### What the exercise asks
Check every line of the data below for "this". Copy each one that has it.
↓↓↓
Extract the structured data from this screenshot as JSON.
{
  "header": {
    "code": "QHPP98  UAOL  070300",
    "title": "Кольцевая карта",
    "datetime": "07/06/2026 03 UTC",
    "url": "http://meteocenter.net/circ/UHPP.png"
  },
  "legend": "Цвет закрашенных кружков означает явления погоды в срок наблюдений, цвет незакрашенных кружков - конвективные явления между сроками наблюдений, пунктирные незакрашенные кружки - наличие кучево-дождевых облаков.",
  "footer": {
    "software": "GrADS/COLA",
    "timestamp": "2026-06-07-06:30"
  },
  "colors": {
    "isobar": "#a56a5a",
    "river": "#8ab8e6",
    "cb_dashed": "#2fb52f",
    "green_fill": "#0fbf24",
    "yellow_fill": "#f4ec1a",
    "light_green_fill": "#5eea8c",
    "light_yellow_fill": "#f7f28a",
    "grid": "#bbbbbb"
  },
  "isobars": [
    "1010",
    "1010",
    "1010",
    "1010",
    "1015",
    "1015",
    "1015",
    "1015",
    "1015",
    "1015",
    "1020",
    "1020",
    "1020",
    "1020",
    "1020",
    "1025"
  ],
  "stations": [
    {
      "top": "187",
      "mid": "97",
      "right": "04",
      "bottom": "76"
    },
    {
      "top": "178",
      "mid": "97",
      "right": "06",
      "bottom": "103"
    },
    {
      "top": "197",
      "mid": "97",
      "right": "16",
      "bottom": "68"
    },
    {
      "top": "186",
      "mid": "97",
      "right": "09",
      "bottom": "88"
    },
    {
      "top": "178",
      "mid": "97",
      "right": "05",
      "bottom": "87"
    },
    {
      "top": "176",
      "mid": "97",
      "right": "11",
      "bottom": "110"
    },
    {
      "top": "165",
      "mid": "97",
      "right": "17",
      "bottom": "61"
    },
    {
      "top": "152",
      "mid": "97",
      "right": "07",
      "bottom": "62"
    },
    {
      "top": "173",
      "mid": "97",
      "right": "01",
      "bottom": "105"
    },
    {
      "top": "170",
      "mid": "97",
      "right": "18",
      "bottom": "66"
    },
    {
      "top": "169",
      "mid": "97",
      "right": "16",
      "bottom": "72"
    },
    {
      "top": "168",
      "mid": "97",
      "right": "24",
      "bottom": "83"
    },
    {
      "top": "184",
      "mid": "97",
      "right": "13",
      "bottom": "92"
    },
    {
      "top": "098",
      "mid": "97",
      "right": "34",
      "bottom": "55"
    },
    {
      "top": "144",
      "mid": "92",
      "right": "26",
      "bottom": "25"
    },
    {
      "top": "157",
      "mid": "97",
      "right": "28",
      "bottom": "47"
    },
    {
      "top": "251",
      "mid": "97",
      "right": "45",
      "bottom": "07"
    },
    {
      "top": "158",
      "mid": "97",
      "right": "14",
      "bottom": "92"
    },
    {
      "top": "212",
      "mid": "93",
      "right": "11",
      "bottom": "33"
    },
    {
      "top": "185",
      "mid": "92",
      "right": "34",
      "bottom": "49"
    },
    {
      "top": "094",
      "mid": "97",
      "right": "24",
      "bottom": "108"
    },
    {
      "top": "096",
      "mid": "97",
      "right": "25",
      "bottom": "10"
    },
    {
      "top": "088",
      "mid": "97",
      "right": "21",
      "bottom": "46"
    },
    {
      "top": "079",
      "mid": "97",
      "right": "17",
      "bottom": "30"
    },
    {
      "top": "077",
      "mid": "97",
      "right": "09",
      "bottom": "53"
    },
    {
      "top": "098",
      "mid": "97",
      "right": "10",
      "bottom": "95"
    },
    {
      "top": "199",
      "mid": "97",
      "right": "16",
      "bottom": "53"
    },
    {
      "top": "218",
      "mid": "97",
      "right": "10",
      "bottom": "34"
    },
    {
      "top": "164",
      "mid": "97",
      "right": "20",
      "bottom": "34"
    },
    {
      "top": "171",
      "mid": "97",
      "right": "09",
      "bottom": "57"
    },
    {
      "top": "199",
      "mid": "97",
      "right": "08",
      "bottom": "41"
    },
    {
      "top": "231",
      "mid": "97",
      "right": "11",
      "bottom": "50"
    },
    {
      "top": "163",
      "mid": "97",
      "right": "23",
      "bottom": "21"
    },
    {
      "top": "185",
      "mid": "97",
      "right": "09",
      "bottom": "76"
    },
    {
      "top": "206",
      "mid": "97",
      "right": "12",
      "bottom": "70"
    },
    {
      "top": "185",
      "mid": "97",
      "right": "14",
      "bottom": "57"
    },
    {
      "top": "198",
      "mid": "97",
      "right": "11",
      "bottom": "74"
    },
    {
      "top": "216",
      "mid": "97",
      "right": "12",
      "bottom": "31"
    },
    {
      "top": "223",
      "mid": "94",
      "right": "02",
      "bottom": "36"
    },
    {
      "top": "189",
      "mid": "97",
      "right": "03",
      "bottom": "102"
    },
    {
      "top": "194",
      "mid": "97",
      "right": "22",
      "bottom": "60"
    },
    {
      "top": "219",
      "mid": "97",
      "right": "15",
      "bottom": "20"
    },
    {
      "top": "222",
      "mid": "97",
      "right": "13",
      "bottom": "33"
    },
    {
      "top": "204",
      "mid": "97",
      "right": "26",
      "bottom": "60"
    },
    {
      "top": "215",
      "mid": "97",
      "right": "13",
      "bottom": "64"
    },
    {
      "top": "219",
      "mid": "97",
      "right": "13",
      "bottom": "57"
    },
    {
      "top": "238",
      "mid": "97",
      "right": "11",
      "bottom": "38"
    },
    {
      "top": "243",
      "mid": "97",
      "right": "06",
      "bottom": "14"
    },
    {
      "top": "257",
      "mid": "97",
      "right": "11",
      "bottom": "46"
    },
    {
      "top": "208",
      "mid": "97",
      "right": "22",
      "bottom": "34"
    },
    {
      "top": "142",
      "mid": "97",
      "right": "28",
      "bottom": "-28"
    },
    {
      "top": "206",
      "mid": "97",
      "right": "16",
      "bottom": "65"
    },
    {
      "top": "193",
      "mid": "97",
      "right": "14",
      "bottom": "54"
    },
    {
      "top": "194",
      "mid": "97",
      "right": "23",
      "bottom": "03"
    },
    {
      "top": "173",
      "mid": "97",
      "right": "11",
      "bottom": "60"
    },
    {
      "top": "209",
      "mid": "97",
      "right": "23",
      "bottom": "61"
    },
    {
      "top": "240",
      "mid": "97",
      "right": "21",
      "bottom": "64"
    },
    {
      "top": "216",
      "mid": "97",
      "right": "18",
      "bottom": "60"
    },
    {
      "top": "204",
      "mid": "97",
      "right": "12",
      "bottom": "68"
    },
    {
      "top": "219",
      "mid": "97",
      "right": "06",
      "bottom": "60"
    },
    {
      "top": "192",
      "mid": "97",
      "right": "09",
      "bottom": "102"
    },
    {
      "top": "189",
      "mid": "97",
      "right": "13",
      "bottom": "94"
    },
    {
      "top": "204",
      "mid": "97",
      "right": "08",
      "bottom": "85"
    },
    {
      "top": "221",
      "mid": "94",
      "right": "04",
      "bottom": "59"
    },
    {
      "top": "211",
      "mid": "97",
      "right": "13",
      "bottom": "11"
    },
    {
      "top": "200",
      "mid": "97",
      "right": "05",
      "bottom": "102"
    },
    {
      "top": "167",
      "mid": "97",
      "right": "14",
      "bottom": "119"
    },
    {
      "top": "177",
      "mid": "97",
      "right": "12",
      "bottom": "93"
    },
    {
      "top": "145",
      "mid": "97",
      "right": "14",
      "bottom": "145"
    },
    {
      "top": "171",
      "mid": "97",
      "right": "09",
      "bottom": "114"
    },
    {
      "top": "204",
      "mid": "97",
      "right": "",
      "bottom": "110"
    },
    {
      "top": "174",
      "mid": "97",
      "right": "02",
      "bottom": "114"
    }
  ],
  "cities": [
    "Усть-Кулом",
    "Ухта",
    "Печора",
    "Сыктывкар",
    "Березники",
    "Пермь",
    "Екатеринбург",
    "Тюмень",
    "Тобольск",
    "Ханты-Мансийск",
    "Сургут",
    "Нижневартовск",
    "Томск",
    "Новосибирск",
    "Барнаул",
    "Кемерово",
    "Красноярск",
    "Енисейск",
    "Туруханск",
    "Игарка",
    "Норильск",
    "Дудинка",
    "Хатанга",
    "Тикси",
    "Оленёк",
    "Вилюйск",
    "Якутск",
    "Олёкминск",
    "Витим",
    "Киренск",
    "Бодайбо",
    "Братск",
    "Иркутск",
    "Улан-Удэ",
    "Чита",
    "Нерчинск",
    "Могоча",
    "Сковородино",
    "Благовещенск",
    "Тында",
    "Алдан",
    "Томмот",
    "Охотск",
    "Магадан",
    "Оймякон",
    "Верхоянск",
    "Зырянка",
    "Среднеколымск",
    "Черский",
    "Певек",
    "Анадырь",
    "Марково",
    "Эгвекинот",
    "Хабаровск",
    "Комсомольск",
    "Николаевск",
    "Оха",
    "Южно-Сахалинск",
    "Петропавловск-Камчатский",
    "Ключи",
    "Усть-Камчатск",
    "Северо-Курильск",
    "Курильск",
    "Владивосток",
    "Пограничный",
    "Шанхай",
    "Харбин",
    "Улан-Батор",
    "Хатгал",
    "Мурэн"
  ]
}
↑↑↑
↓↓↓
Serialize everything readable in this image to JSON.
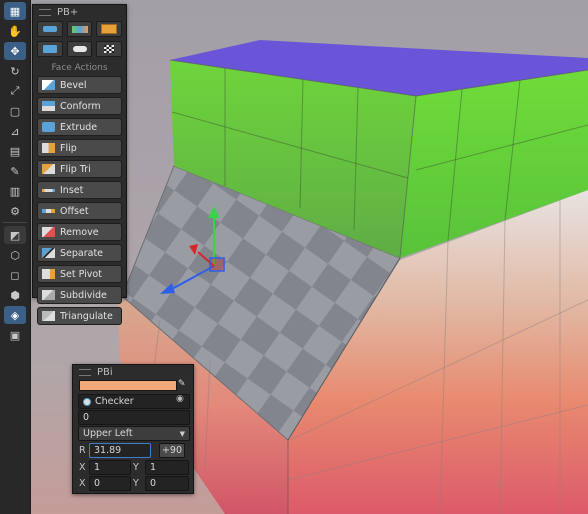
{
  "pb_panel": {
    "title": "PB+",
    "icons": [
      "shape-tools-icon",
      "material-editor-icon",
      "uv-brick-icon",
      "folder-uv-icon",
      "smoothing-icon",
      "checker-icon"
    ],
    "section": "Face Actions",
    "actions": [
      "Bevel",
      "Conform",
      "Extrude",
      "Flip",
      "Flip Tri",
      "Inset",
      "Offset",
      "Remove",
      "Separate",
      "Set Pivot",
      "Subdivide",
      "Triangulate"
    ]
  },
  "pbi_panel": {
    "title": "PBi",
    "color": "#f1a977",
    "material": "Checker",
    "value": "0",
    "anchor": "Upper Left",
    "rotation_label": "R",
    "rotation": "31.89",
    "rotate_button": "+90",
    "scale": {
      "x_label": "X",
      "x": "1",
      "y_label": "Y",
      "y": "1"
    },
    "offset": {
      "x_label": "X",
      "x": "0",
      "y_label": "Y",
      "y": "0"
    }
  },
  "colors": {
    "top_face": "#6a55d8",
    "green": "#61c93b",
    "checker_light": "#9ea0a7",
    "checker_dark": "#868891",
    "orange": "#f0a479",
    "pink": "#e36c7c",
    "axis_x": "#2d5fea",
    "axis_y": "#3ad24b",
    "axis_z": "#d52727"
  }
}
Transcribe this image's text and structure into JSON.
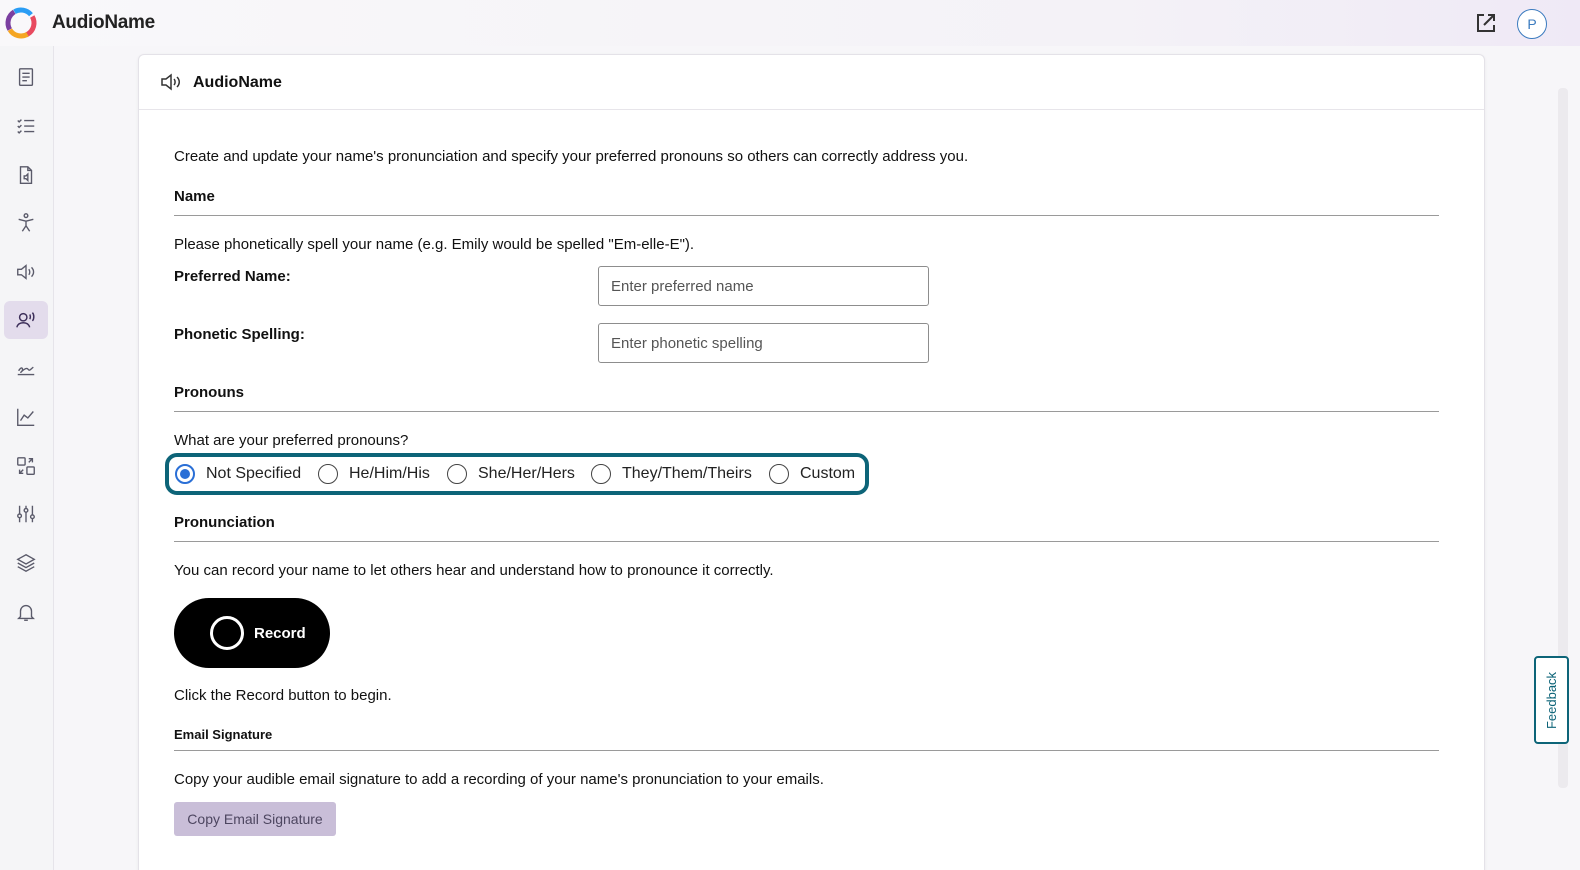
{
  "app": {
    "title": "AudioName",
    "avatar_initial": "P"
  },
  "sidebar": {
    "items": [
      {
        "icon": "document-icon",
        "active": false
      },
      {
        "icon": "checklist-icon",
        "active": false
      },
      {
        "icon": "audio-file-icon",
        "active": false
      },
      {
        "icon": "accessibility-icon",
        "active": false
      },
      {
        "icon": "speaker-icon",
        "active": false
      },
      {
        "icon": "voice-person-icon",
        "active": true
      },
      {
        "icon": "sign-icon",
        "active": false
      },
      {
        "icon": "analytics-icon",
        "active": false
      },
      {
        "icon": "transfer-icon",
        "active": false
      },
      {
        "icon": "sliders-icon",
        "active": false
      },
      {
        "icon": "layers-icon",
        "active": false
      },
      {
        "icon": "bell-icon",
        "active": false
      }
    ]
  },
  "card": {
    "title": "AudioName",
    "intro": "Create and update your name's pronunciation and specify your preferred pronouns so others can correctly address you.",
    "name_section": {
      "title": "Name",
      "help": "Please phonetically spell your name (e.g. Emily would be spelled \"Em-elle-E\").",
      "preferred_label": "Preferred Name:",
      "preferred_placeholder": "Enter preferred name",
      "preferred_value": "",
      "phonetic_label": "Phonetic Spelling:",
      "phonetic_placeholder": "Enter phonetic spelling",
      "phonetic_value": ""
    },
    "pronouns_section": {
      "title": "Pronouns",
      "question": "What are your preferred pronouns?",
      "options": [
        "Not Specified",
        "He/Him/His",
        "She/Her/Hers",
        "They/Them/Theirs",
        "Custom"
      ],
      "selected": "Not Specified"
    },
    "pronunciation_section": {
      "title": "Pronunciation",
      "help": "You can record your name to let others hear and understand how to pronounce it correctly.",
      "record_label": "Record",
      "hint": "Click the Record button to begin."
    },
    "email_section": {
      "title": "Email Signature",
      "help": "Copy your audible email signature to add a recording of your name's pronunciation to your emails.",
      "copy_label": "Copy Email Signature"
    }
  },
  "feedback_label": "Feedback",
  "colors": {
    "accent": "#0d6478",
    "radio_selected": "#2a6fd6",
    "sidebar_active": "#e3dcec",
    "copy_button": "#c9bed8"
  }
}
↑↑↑
### Written response
Extract the structured data from this screenshot as JSON.
Serialize everything readable in this image to JSON.
Transcribe this image's text and structure into JSON.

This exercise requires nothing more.